Exercise
Give every entry again, word for word.

(Interface dataset entries)
········
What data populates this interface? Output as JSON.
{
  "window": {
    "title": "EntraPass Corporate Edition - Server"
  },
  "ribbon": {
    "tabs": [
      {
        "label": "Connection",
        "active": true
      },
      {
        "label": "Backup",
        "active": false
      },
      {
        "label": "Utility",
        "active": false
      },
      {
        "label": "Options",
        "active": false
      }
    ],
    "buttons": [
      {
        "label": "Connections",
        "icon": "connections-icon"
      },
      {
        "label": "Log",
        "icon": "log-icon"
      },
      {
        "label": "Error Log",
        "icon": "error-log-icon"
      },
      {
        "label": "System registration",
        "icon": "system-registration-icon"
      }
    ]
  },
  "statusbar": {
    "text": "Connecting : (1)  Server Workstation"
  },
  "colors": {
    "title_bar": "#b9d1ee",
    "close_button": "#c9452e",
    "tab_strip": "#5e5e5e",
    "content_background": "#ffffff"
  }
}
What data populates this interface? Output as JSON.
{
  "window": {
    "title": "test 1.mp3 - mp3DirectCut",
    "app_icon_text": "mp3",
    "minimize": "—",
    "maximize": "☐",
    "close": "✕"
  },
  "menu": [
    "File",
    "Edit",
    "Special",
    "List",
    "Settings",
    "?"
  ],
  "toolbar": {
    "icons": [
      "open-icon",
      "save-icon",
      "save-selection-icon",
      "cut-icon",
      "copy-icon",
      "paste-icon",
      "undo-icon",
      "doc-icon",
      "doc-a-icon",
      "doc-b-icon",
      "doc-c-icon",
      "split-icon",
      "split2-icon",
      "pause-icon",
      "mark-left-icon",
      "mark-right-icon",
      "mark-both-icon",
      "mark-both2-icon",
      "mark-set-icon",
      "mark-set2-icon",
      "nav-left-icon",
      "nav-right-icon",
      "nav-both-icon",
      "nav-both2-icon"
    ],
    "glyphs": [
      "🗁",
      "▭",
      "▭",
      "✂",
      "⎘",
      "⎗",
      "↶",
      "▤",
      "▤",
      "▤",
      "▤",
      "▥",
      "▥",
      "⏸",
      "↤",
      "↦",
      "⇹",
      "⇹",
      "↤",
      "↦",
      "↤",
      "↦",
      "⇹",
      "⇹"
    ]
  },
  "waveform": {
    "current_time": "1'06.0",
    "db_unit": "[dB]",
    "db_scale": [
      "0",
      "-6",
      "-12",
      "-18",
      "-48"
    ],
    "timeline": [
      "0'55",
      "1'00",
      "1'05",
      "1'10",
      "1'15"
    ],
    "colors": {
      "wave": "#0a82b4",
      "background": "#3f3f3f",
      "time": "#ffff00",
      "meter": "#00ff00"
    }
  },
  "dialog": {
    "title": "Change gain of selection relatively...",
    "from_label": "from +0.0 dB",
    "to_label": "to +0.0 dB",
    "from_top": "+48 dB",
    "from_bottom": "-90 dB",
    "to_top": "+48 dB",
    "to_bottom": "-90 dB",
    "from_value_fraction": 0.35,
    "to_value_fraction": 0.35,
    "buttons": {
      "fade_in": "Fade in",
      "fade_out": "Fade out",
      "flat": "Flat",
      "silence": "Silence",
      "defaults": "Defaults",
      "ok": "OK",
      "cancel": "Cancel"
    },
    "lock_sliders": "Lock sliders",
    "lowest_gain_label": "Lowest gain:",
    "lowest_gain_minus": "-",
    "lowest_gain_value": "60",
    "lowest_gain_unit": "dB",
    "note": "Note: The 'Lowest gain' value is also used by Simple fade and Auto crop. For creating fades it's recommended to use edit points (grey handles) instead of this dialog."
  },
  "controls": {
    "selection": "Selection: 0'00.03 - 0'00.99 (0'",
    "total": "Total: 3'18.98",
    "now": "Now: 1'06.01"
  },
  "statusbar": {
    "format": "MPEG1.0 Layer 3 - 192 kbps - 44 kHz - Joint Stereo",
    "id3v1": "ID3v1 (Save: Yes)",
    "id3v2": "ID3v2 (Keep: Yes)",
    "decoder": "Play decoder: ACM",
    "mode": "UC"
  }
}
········
Task solution
What data populates this interface? Output as JSON.
{
  "window": {
    "title": "EntraPass Corporate Edition - Server"
  },
  "ribbon": {
    "tabs": [
      {
        "label": "Connection",
        "active": true
      },
      {
        "label": "Backup",
        "active": false
      },
      {
        "label": "Utility",
        "active": false
      },
      {
        "label": "Options",
        "active": false
      }
    ],
    "buttons": [
      {
        "label": "Connections",
        "icon": "connections-icon"
      },
      {
        "label": "Log",
        "icon": "log-icon"
      },
      {
        "label": "Error Log",
        "icon": "error-log-icon"
      },
      {
        "label": "System registration",
        "icon": "system-registration-icon"
      }
    ]
  },
  "statusbar": {
    "text": "Connecting : (1)  Server Workstation"
  },
  "colors": {
    "title_bar": "#b9d1ee",
    "close_button": "#c9452e",
    "tab_strip": "#5e5e5e",
    "content_background": "#ffffff"
  }
}
What data populates this interface? Output as JSON.
{
  "window": {
    "title": "test 1.mp3 - mp3DirectCut",
    "app_icon_text": "mp3",
    "minimize": "—",
    "maximize": "☐",
    "close": "✕"
  },
  "menu": [
    "File",
    "Edit",
    "Special",
    "List",
    "Settings",
    "?"
  ],
  "toolbar": {
    "icons": [
      "open-icon",
      "save-icon",
      "save-selection-icon",
      "cut-icon",
      "copy-icon",
      "paste-icon",
      "undo-icon",
      "doc-icon",
      "doc-a-icon",
      "doc-b-icon",
      "doc-c-icon",
      "split-icon",
      "split2-icon",
      "pause-icon",
      "mark-left-icon",
      "mark-right-icon",
      "mark-both-icon",
      "mark-both2-icon",
      "mark-set-icon",
      "mark-set2-icon",
      "nav-left-icon",
      "nav-right-icon",
      "nav-both-icon",
      "nav-both2-icon"
    ],
    "glyphs": [
      "🗁",
      "▭",
      "▭",
      "✂",
      "⎘",
      "⎗",
      "↶",
      "▤",
      "▤",
      "▤",
      "▤",
      "▥",
      "▥",
      "⏸",
      "↤",
      "↦",
      "⇹",
      "⇹",
      "↤",
      "↦",
      "↤",
      "↦",
      "⇹",
      "⇹"
    ]
  },
  "waveform": {
    "current_time": "1'06.0",
    "db_unit": "[dB]",
    "db_scale": [
      "0",
      "-6",
      "-12",
      "-18",
      "-48"
    ],
    "timeline": [
      "0'55",
      "1'00",
      "1'05",
      "1'10",
      "1'15"
    ],
    "colors": {
      "wave": "#0a82b4",
      "background": "#3f3f3f",
      "time": "#ffff00",
      "meter": "#00ff00"
    }
  },
  "dialog": {
    "title": "Change gain of selection relatively...",
    "from_label": "from +0.0 dB",
    "to_label": "to +0.0 dB",
    "from_top": "+48 dB",
    "from_bottom": "-90 dB",
    "to_top": "+48 dB",
    "to_bottom": "-90 dB",
    "from_value_fraction": 0.35,
    "to_value_fraction": 0.35,
    "buttons": {
      "fade_in": "Fade in",
      "fade_out": "Fade out",
      "flat": "Flat",
      "silence": "Silence",
      "defaults": "Defaults",
      "ok": "OK",
      "cancel": "Cancel"
    },
    "lock_sliders": "Lock sliders",
    "lowest_gain_label": "Lowest gain:",
    "lowest_gain_minus": "-",
    "lowest_gain_value": "60",
    "lowest_gain_unit": "dB",
    "note": "Note: The 'Lowest gain' value is also used by Simple fade and Auto crop. For creating fades it's recommended to use edit points (grey handles) instead of this dialog."
  },
  "controls": {
    "selection": "Selection: 0'00.03 - 0'00.99 (0'",
    "total": "Total: 3'18.98",
    "now": "Now: 1'06.01"
  },
  "statusbar": {
    "format": "MPEG1.0 Layer 3 - 192 kbps - 44 kHz - Joint Stereo",
    "id3v1": "ID3v1 (Save: Yes)",
    "id3v2": "ID3v2 (Keep: Yes)",
    "decoder": "Play decoder: ACM",
    "mode": "UC"
  }
}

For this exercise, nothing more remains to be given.